I was reading a wiki article about the Tel Dan Stele which references, “The House of David” or so I thought.
“The majority of scholars argue that the author simply thought of “House of David” as a single word – but some have argued that “dwd” could be a name for a god (“beloved”), or could mean “uncle” (a word with a rather wider meaning in ancient times than it has today), or, as George Athas has argued, that the whole phrase might be a name for Jerusalem (so that the author might be claiming to have killed the son of the king of Jerusalem rather than the son of the king from the “house of David”.

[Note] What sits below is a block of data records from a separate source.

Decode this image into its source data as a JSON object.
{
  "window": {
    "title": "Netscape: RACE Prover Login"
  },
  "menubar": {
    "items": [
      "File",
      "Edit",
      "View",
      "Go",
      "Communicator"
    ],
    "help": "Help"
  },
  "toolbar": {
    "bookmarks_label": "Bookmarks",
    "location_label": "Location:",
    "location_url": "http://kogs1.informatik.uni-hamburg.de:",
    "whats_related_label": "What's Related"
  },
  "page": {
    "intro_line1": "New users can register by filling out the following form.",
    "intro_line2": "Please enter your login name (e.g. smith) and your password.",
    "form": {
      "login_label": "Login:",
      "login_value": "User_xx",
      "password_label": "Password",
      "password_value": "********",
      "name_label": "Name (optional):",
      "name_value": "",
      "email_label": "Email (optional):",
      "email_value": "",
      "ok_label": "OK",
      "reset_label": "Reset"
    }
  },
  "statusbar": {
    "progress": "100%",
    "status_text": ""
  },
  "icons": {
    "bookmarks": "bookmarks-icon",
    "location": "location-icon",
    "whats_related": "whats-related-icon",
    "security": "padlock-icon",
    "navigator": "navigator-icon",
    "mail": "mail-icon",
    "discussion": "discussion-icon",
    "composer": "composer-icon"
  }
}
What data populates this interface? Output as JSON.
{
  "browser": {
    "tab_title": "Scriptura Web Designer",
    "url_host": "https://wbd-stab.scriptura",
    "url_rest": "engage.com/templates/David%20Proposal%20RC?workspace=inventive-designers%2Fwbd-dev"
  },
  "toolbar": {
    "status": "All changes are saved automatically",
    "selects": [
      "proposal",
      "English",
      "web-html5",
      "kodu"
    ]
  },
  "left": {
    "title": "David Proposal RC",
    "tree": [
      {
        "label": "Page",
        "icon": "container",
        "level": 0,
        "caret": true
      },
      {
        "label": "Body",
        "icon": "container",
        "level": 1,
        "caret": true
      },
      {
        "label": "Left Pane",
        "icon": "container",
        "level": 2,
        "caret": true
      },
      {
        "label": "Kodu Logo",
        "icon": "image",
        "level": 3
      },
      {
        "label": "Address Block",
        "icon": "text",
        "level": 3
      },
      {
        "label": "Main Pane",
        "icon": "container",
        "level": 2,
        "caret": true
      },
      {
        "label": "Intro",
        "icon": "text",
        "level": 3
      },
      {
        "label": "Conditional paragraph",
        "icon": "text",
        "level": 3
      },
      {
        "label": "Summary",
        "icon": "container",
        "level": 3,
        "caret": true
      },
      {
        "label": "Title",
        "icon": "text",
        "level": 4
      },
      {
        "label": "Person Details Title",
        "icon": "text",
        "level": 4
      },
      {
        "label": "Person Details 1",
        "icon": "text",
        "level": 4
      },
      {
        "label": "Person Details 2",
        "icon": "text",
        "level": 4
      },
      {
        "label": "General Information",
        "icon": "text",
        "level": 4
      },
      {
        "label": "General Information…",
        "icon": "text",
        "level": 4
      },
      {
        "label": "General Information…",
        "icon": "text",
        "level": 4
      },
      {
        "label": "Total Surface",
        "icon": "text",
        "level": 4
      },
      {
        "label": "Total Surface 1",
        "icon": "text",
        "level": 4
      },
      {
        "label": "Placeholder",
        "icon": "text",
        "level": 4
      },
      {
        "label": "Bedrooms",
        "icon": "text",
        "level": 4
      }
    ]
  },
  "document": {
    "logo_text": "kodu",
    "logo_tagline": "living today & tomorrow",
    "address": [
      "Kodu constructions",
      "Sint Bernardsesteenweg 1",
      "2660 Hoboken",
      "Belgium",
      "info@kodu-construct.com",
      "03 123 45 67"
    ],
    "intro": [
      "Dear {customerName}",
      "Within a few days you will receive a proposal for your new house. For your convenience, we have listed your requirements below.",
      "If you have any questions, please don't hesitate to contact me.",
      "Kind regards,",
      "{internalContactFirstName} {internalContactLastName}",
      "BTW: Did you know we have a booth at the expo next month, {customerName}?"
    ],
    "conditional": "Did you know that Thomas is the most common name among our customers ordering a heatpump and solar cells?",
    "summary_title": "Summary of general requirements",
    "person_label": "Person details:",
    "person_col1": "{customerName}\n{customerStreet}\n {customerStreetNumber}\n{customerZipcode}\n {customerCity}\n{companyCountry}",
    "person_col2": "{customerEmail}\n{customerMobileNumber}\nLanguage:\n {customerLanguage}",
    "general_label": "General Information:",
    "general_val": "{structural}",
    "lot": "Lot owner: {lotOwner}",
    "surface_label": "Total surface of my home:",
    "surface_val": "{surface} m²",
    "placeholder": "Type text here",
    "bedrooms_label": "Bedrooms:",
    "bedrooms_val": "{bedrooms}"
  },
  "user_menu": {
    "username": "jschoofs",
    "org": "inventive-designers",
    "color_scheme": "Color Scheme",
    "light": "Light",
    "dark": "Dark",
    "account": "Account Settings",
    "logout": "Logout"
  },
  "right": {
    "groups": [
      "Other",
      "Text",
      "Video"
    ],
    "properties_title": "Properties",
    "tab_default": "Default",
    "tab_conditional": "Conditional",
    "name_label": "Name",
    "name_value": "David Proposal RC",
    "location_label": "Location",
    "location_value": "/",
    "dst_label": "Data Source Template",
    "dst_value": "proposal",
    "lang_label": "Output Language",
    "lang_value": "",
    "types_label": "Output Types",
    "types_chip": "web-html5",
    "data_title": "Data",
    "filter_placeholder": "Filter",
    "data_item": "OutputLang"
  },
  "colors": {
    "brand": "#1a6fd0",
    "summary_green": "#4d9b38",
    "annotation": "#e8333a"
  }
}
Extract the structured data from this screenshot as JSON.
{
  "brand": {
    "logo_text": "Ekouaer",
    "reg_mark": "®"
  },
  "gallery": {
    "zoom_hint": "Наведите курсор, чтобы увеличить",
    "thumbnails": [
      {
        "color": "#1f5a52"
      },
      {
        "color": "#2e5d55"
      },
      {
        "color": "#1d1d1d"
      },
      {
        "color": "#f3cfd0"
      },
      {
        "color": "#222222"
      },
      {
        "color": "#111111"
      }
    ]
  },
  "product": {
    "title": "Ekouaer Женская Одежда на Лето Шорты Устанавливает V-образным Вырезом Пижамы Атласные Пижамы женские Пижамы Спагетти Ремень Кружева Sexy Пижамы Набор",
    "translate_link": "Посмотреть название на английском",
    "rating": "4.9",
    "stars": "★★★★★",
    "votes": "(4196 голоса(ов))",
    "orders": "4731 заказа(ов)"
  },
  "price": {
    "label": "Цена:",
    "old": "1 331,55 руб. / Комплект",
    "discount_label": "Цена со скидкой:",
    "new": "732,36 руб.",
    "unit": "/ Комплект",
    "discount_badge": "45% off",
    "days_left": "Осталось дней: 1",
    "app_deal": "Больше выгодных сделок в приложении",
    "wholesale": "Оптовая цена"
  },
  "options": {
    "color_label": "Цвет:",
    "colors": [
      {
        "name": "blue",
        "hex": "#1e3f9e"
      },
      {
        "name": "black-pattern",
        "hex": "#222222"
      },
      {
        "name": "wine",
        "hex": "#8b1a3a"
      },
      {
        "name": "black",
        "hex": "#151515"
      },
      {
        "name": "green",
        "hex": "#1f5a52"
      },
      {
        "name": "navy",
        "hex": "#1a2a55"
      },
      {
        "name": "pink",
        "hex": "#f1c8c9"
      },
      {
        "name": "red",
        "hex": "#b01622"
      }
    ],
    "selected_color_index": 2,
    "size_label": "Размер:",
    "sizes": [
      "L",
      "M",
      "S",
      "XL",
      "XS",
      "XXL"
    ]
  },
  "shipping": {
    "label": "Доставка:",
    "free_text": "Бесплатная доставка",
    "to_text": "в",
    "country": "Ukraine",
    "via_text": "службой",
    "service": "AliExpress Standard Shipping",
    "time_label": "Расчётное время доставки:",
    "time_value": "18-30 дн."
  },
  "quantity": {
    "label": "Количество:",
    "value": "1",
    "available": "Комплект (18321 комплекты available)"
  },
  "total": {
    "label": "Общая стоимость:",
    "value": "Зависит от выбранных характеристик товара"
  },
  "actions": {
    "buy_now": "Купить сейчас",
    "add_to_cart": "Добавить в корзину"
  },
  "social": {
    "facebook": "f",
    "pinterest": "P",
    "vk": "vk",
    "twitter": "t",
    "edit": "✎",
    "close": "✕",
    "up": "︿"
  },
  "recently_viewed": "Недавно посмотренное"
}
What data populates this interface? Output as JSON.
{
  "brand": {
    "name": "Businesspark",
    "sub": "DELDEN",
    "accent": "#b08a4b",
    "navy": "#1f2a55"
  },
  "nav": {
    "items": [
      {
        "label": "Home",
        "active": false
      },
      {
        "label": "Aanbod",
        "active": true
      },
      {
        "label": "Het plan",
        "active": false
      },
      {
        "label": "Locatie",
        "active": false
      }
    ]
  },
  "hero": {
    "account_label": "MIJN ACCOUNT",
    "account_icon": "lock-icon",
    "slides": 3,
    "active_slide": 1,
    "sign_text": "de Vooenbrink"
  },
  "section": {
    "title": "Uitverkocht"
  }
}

Other possible meanings have been suggested: it may be a place-name, or the name of a god, or an epithet. Lawrence J. Mykytiuk observes that “dwd” meaning “kettle” or “uncle” do not fit the context. He also weighs the interpretive options that the term bytdwd might refer to the name of a god, cultic object, epithet or a place and concludes that these possibilities have no firm basis. Rather, he finds that the preponderance of the evidence points to the ancient Aramaic and Assyrian word-patterns for geopolitical terms. According to the pattern used, the phrase “House of David” refers to a Davidic dynasty or to the land ruled by a Davidic dynasty. As an alternative, apparently without explicit argumentation, Francesca Stavrakopoulou states that it does not logically support the assumption that the Bible’s David was a historical figure. It seems likely the correct translation is “House of David.”
The Bible contains 1,189 Chapters, 31,173 Verses and 807,361 words. If Scholars can’t all agree that bytdwd means House of David , how could one possibly think the Bible is the inerrant infallible word of God ?